**DATA PROVIDED**
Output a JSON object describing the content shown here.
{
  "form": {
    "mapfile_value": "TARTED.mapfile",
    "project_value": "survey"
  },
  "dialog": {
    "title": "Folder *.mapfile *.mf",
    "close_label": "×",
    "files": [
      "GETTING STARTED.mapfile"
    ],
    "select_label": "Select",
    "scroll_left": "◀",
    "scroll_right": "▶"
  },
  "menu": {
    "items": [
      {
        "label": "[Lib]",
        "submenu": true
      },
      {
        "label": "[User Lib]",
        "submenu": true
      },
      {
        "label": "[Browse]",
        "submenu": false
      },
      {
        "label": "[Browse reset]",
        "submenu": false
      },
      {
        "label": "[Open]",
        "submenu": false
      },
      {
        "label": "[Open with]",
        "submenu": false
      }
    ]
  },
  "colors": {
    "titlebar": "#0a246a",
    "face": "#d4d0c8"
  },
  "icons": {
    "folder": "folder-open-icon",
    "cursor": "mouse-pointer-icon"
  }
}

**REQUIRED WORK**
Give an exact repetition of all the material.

**SOLUTION TO THIS EXERCISE**
Output a JSON object describing the content shown here.
{
  "form": {
    "mapfile_value": "TARTED.mapfile",
    "project_value": "survey"
  },
  "dialog": {
    "title": "Folder *.mapfile *.mf",
    "close_label": "×",
    "files": [
      "GETTING STARTED.mapfile"
    ],
    "select_label": "Select",
    "scroll_left": "◀",
    "scroll_right": "▶"
  },
  "menu": {
    "items": [
      {
        "label": "[Lib]",
        "submenu": true
      },
      {
        "label": "[User Lib]",
        "submenu": true
      },
      {
        "label": "[Browse]",
        "submenu": false
      },
      {
        "label": "[Browse reset]",
        "submenu": false
      },
      {
        "label": "[Open]",
        "submenu": false
      },
      {
        "label": "[Open with]",
        "submenu": false
      }
    ]
  },
  "colors": {
    "titlebar": "#0a246a",
    "face": "#d4d0c8"
  },
  "icons": {
    "folder": "folder-open-icon",
    "cursor": "mouse-pointer-icon"
  }
}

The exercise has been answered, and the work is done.